Oh, how we are loved! O how we stray! We who are followers of Jesus, who profess a love for Jesus, are so easily led astray. We so easily forget the Father’s love and go on our search for whatever it is we are looking for, whatever it is we think we lack, or whoever it is we think can fill the empty places of our lives. The prophet Isaiah wrote,
6 We all, like sheep, have gone astray, each of us has turned to his own way; and the LORD has laid on him the iniquity of us all. (Isaiah 53:6 NIVO)
How strange is our God! How absolutely mind-boggling are His ways. We have gone astray. We have turned to our own way. We have forsaken God. Rather than God unloading on us for our unfaithfulness, He offered His Son, Jesus, as payment for our sins. Oh how He must love us! No wonder James says that His Spirit yearns or envies intensely for you and me.
Someone is here this morning and you’ve blown it. You know you’ve blown it. Others know you’ve blown it. The voice in your head is telling you it’s hopeless. How could you even think about asking God for forgiveness? Oh my friend, James isn’t finished! He has prescribed the problem, but get ready because here comes the remedy. Take a look at James 4:6 with me.
6 But he gives us more grace. That is why Scripture says: “God opposes the proud but gives grace to the humble.” (James 4:6 NIVO)
He. Gives. Us. More. Grace. Great is our sin, but greater still is His grace. Jesus told His disciples about a shepherd who had 99 sheep safe under the shepherd’s care, but there was one sheep that was lost.

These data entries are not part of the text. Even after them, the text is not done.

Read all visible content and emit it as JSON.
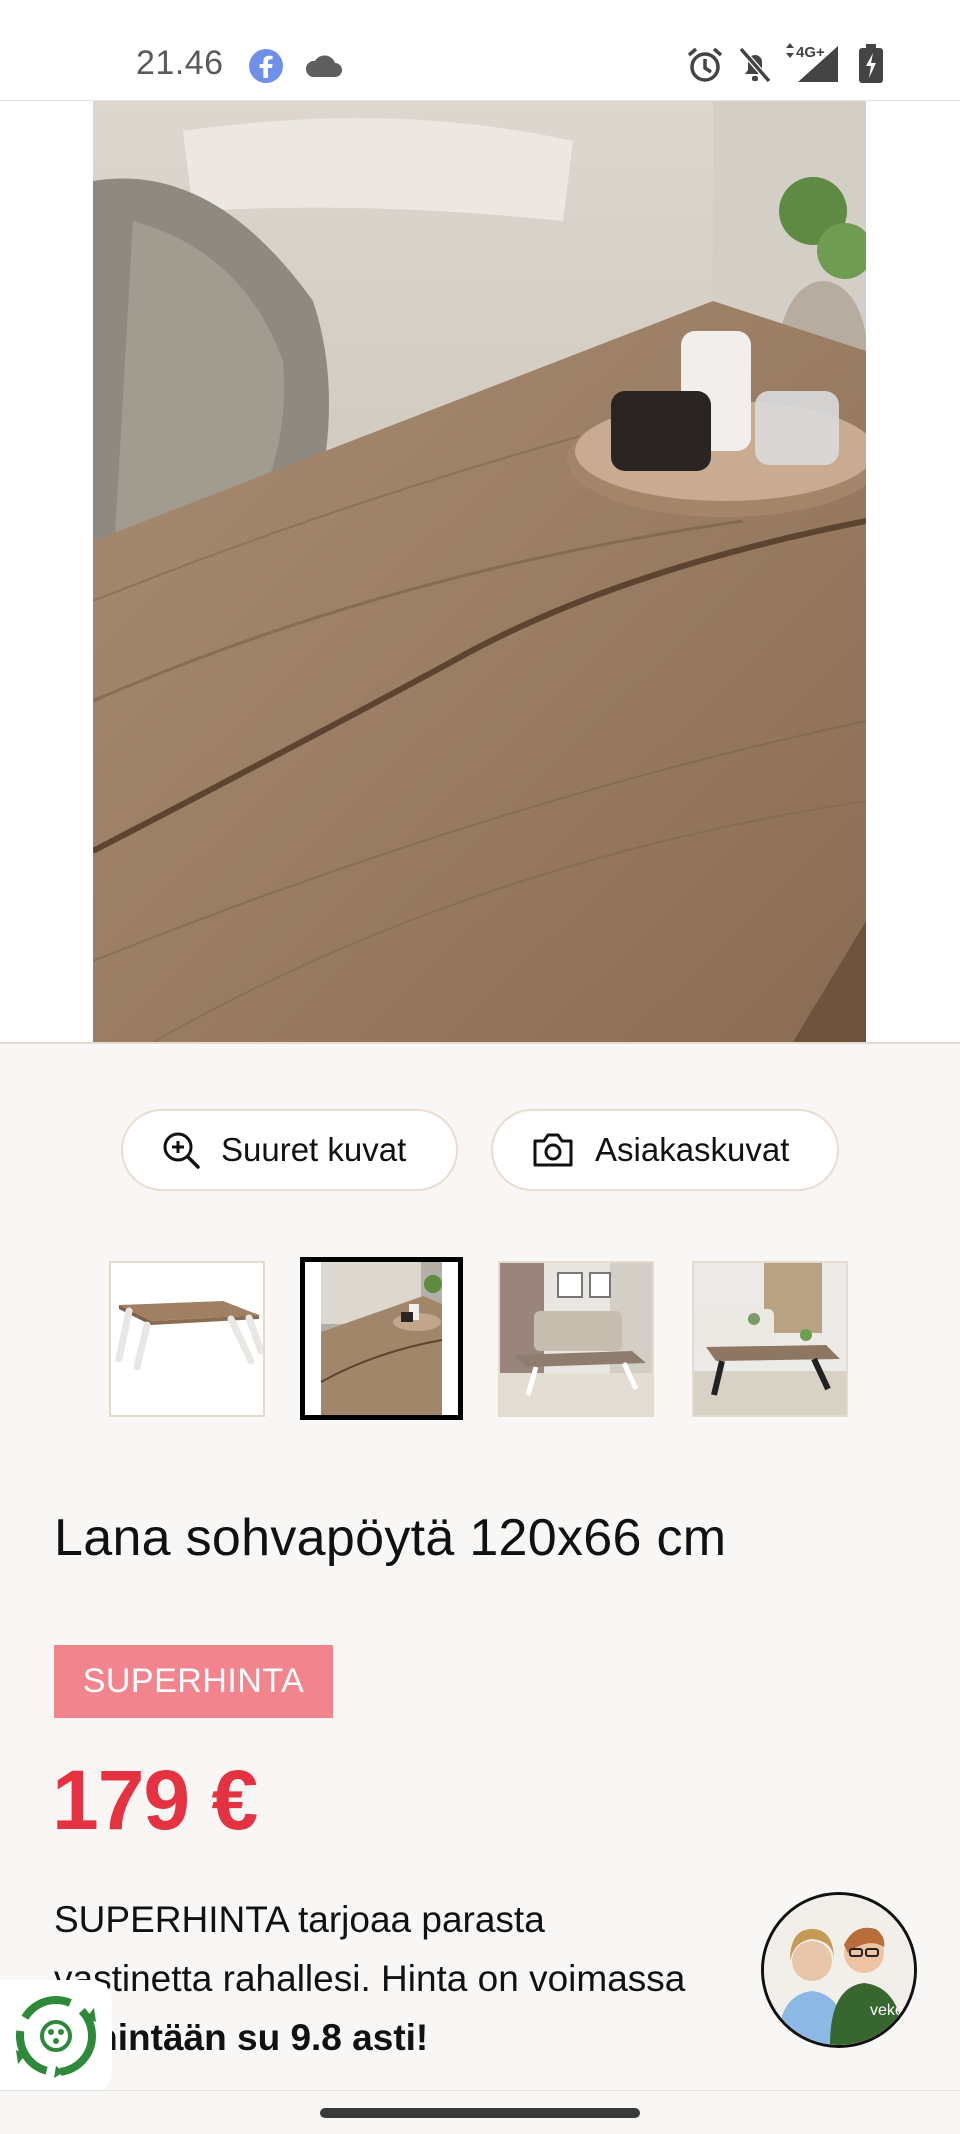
{
  "status_bar": {
    "time": "21.46",
    "icons": [
      "facebook-icon",
      "cloud-icon",
      "alarm-icon",
      "notifications-off-icon",
      "signal-4g-icon",
      "battery-charging-icon"
    ],
    "network_label": "4G+"
  },
  "gallery": {
    "buttons": {
      "large_images": "Suuret kuvat",
      "customer_images": "Asiakaskuvat"
    },
    "thumbnails_count": 4,
    "active_thumbnail": 2
  },
  "product": {
    "title": "Lana sohvapöytä 120x66 cm",
    "badge": "SUPERHINTA",
    "price": "179 €",
    "description_lead": "SUPERHINTA tarjoaa parasta vastinetta rahallesi. Hinta on voimassa ",
    "description_bold": "vähintään su 9.8 asti!"
  },
  "colors": {
    "price": "#e53241",
    "badge_bg": "#f2848d",
    "page_bg": "#f8f7f5"
  }
}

It was roaming the hillside vulnerable and all alone. The shepherd left the 99 and went out looking for the one lost sheep. Let’s let Jesus tell the rest of the story.

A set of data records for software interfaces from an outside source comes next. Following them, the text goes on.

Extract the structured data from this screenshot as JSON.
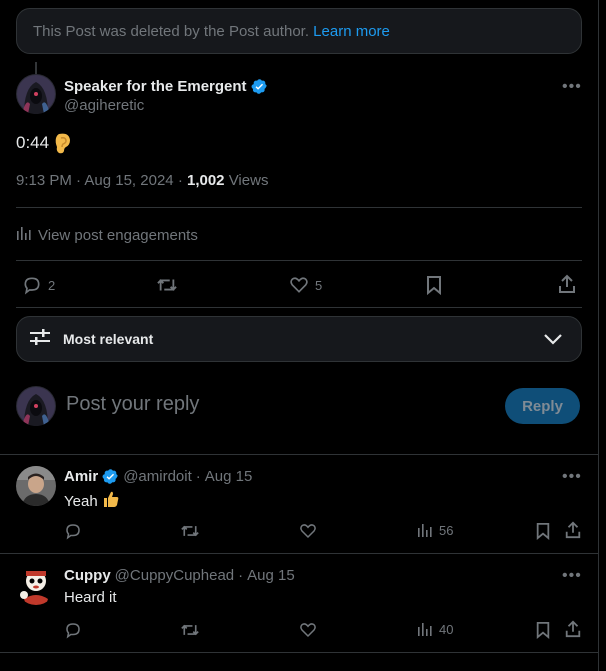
{
  "deleted_notice": {
    "text": "This Post was deleted by the Post author.",
    "link": "Learn more"
  },
  "post": {
    "author_name": "Speaker for the Emergent",
    "author_handle": "@agiheretic",
    "text": "0:44",
    "time": "9:13 PM",
    "date": "Aug 15, 2024",
    "views_count": "1,002",
    "views_label": "Views",
    "engagements_label": "View post engagements",
    "replies": "2",
    "likes": "5"
  },
  "filter": {
    "label": "Most relevant"
  },
  "composer": {
    "placeholder": "Post your reply",
    "button_label": "Reply"
  },
  "replies": [
    {
      "name": "Amir",
      "handle": "@amirdoit",
      "date": "Aug 15",
      "text": "Yeah",
      "views": "56",
      "verified": true
    },
    {
      "name": "Cuppy",
      "handle": "@CuppyCuphead",
      "date": "Aug 15",
      "text": "Heard it",
      "views": "40",
      "verified": false
    }
  ],
  "colors": {
    "background": "#000000",
    "accent": "#1d9bf0",
    "muted": "#71767b",
    "border": "#2f3336"
  }
}
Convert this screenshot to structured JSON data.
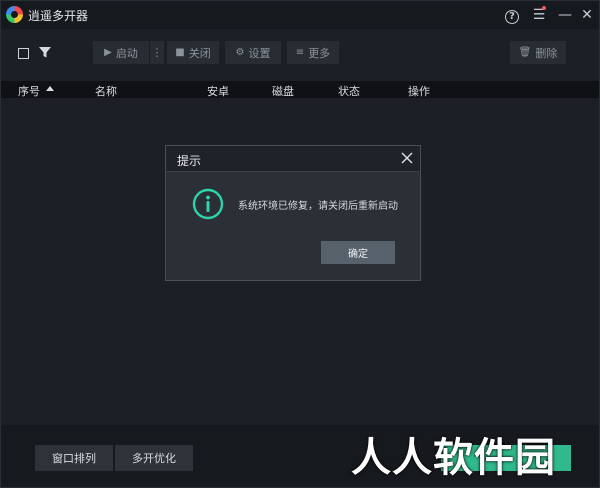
{
  "app": {
    "title": "逍遥多开器"
  },
  "titlebar": {
    "help_glyph": "?",
    "menu_glyph": "☰",
    "minimize_glyph": "—",
    "close_glyph": "✕"
  },
  "toolbar": {
    "start_label": "启动",
    "more_start_glyph": "⋮",
    "close_label": "关闭",
    "settings_label": "设置",
    "more_label": "更多",
    "delete_label": "删除"
  },
  "table": {
    "columns": [
      "序号",
      "名称",
      "安卓",
      "磁盘",
      "状态",
      "操作"
    ]
  },
  "dialog": {
    "title": "提示",
    "message": "系统环境已修复，请关闭后重新启动",
    "ok_label": "确定"
  },
  "footer": {
    "arrange_label": "窗口排列",
    "optimize_label": "多开优化"
  },
  "watermark": {
    "text": "人人软件园"
  },
  "colors": {
    "accent": "#2fd3a9",
    "background": "#1c1f25",
    "header": "#0f1115",
    "button": "#282c33"
  }
}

5 And when he finds it, he joyfully puts it on his shoulders 6 and goes home. Then he calls his friends and neighbors together and says, ‘Rejoice with me; I have found my lost sheep.’ 7 I tell you that in the same way there will be more rejoicing in heaven over one sinner who repents than over ninety-nine righteous persons who do not need to repent. (Luke 15:5-7 NIVO)
He. Gives. Us. More. Grace. Are you the sinner who knows you’ve blown it? Then you need to know the abundance of His grace. What incredible comfort we can know from this verse! His grace to those who humble themselves before Him, who come clean about the waywardness of their hearts, is like the mighty Niagara. Did you know 3,160 tons of water that flow over Niagara Falls every second? That’s 75,750 gallons of water per second over the American and Bridal Veil Falls and 681,750 gallons per second over the Horseshoe Falls. That’s a lot of water! With so much water flowing over the falls every second of every hour of every day of every year, you would think it just couldn’t last. Yet, scientist tell us the falls are estimated to be 12,000 years old. Just think of all of the water that has flowed over those falls through the years…and still it flows. God’s grace is greater still. God’s grace is from everlasting to everlasting. God’s grace is able to cleanse from within. God’s grace is able to take a wayward man or woman, boy or girl, turn them around, and guide them into the Father’s arms. Oh how He loves us! He. Gives. Us. More. Grace. Won’t you come to Him this morning?
Britton Christian Church
922 NW 91st
OKC, OK. 73114
March 18, 2018